Exercise goal
Scan the entries that follow and copy out every line containing "straight".

Available data
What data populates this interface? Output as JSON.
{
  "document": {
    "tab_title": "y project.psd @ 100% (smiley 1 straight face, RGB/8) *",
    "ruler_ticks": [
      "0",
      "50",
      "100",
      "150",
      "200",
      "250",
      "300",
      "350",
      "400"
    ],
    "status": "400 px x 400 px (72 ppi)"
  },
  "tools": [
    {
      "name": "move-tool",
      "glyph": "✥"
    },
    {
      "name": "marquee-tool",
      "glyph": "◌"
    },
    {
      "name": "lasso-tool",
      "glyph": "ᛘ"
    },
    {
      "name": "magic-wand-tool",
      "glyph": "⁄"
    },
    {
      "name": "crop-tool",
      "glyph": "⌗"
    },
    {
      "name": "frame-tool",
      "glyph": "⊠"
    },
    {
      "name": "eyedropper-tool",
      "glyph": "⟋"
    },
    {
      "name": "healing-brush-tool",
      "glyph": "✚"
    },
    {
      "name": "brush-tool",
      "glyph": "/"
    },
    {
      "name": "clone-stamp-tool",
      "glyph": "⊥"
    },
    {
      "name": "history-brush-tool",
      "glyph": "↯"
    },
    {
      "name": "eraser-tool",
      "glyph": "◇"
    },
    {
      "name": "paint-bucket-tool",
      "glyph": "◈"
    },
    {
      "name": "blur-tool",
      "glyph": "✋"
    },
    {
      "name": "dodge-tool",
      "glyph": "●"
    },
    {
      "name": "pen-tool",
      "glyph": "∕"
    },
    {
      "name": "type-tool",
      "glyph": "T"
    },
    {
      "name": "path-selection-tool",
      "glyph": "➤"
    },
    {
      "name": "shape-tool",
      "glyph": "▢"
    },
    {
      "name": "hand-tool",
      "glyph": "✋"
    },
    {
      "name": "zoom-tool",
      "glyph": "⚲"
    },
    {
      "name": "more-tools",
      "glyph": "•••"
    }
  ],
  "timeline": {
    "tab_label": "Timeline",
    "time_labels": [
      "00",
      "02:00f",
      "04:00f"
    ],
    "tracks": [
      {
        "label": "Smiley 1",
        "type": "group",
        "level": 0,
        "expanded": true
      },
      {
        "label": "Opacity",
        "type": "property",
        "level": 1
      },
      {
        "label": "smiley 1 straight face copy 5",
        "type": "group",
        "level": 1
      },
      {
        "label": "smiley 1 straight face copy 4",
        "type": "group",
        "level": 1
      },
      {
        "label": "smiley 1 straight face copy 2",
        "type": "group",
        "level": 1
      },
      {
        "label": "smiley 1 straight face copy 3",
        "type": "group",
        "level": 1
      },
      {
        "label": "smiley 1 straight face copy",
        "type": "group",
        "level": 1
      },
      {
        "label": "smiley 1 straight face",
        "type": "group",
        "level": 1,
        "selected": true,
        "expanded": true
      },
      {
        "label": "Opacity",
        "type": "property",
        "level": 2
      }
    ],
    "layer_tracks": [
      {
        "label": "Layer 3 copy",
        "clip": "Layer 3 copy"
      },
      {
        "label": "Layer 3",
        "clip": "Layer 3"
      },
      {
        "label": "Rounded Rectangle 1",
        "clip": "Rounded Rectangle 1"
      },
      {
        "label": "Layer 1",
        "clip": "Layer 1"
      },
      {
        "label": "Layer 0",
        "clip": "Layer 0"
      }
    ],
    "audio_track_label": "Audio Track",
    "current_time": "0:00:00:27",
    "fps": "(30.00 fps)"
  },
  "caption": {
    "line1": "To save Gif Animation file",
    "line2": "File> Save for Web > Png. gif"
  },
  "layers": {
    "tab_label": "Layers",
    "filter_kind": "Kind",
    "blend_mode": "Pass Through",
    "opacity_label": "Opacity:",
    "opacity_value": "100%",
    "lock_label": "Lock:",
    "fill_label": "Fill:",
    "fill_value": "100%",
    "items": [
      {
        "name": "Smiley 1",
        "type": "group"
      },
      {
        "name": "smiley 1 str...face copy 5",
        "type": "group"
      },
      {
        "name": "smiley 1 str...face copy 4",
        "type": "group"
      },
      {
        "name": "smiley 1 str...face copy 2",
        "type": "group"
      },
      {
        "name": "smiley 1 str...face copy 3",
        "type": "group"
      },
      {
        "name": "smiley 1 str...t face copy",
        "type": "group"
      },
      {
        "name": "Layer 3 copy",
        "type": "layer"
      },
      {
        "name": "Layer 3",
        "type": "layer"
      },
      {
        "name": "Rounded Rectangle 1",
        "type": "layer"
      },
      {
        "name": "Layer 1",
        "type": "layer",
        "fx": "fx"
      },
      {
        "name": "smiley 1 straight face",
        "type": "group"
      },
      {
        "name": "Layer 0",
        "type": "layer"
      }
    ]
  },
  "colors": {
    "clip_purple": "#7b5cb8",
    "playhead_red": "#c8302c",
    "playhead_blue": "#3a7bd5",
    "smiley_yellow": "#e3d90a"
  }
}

Solution for this task
    "tab_title": "y project.psd @ 100% (smiley 1 straight face, RGB/8) *",
        "label": "smiley 1 straight face copy 5",
        "label": "smiley 1 straight face copy 4",
        "label": "smiley 1 straight face copy 2",
        "label": "smiley 1 straight face copy 3",
        "label": "smiley 1 straight face copy",
        "label": "smiley 1 straight face",
        "name": "smiley 1 straight face",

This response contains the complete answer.